Not only would the marketing of Ghahraman bolstered the intellectual wing of the party, making it even more appealing to urban liberals, it could have also attracted some nervous 1st and 2nd generation kiwi voters who feel the major parties are too often pandering to the likes of Winston Peters and his dog whistling bullshit.

As an extension to this, Ghahraman encapsulates everything the party idealizes when they talk about increasing New Zealand’s refugee intake.

Having already been tested in her previous roles, it makes her a more likely candidate to lead the party in years to come.

3. How a TOP top-up could have played out, but didn’t.

It is of course something the party machine will brush off in light of aforementioned constitutional constraints, but it is again these participatory entanglements that ensured the Greens’ lost an important opportunity when both Clendon and Kennedy resigned.

It was August 7th and barely a week since Ardern had taken over the Labour party, the Greens were in strife as two of their sitting MPs had walked and probably taken with them some of that blue-green vote that is often talked of but equally difficult to quantify.

Running parallel to the Green meltdown was an apprehensive Gareth Morgan who could already see his fledgling party’s’ writing on the wall. TOP were simply not going to make the 5% threshold in the shadows of a newly refurbished Labour party and so in desperation Morgan made Ardern a rather brash offer: To ‘fold the tent’ and disband TOP provided her party adopted their policies.

Well, that was never going to happen.

Jacinda didn’t want to go to the ball with Gareth anyway, she was waiting for James to sort his shit out. But despite already having a date with Jacinda, James couldn’t help but notice how much he had in common with Gareth. So it was up to James to balance romance with bromance.

Upon the departure of Clendon and Kennedy, a more bold Green Party could have made an alliance with TOP offering them the respective places of each departing MP; Kennedy’s 8th place (to TOP’s Geoff Simmons) & Clendon’s 16th place (to TOP’s Teresa Moore).
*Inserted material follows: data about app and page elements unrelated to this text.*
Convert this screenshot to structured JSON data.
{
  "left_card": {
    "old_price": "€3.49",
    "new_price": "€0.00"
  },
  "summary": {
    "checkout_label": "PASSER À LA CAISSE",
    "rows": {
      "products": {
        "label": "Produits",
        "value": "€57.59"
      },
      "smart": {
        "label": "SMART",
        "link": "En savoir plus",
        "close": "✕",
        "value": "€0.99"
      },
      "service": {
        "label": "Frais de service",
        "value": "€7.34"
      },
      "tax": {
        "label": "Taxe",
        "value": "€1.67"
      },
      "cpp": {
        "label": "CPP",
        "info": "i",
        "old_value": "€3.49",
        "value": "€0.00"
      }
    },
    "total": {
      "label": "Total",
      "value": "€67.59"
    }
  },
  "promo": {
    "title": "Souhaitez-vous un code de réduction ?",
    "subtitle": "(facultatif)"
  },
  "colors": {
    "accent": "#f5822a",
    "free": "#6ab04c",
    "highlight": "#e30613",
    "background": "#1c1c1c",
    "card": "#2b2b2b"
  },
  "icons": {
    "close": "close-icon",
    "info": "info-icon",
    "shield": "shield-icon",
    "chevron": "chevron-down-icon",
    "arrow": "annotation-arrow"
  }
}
In the end though, Shaw turned up at the school ball all on his own, Jacinda got there a little late and deflated while Morgan stayed home playing video games.

The cold reality for Green party faithful is that they have never actually been in Government even when they were called something else.

TL:DR Political campaigns require political parties with broad appeal and the ability to be nimble, the Greens were neither and were almost wiped out because of it. 

* Yes, I am aware it’s not ‘technically over’ but after listening to Peters last night it’ll be the Greens mostly on the outer (again) even if any deal is struck between NZ First & Labour.